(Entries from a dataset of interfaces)
Segment Open

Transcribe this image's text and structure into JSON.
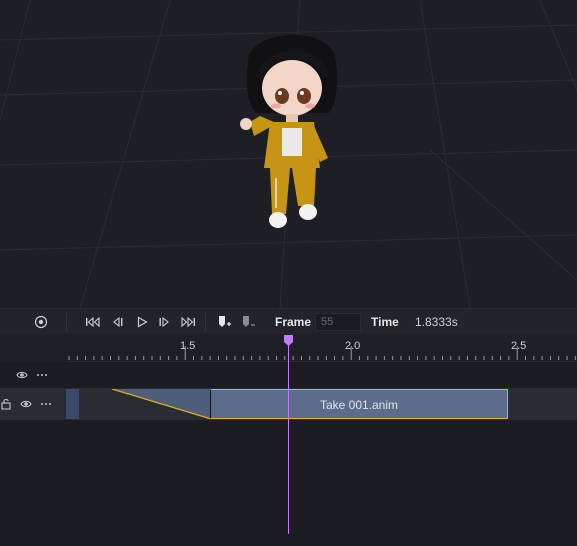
{
  "timeline": {
    "toolbar": {
      "frame_label": "Frame",
      "frame_value": "55",
      "time_label": "Time",
      "time_value": "1.8333s"
    },
    "ruler": {
      "ticks": [
        "1.5",
        "2.0",
        "2.5"
      ]
    },
    "tracks": [
      {
        "clip": "Take 001.anim"
      }
    ]
  },
  "colors": {
    "playhead": "#c27bff",
    "clip_fill": "#5b6d8a",
    "clip_border": "#e6b21a"
  }
}
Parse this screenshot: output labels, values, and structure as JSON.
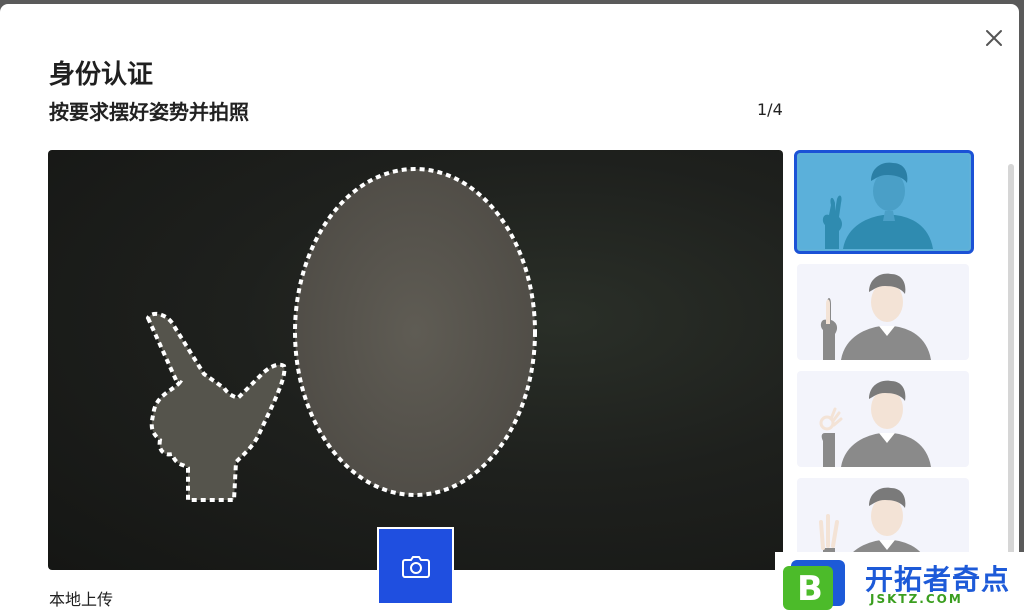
{
  "dialog": {
    "title": "身份认证",
    "instruction": "按要求摆好姿势并拍照",
    "step_counter": "1/4",
    "upload_label": "本地上传"
  },
  "icons": {
    "close": "close-icon",
    "capture": "camera-icon"
  },
  "thumbnails": [
    {
      "pose": "v-sign",
      "selected": true
    },
    {
      "pose": "index-finger",
      "selected": false
    },
    {
      "pose": "ok-sign",
      "selected": false
    },
    {
      "pose": "three-fingers",
      "selected": false
    }
  ],
  "watermark": {
    "text": "开拓者奇点",
    "sub": "JSKTZ.COM",
    "letter": "B"
  },
  "colors": {
    "accent": "#1f4fe0",
    "selected_border": "#1b52d6",
    "selected_bg": "#5bb0da"
  }
}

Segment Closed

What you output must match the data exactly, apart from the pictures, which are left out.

Transcribe this image's text and structure into JSON.
{
  "timeline": {
    "toolbar": {
      "frame_label": "Frame",
      "frame_value": "55",
      "time_label": "Time",
      "time_value": "1.8333s"
    },
    "ruler": {
      "ticks": [
        "1.5",
        "2.0",
        "2.5"
      ]
    },
    "tracks": [
      {
        "clip": "Take 001.anim"
      }
    ]
  },
  "colors": {
    "playhead": "#c27bff",
    "clip_fill": "#5b6d8a",
    "clip_border": "#e6b21a"
  }
}
Parse this screenshot: output labels, values, and structure as JSON.
{
  "dialog": {
    "title": "身份认证",
    "instruction": "按要求摆好姿势并拍照",
    "step_counter": "1/4",
    "upload_label": "本地上传"
  },
  "icons": {
    "close": "close-icon",
    "capture": "camera-icon"
  },
  "thumbnails": [
    {
      "pose": "v-sign",
      "selected": true
    },
    {
      "pose": "index-finger",
      "selected": false
    },
    {
      "pose": "ok-sign",
      "selected": false
    },
    {
      "pose": "three-fingers",
      "selected": false
    }
  ],
  "watermark": {
    "text": "开拓者奇点",
    "sub": "JSKTZ.COM",
    "letter": "B"
  },
  "colors": {
    "accent": "#1f4fe0",
    "selected_border": "#1b52d6",
    "selected_bg": "#5bb0da"
  }
}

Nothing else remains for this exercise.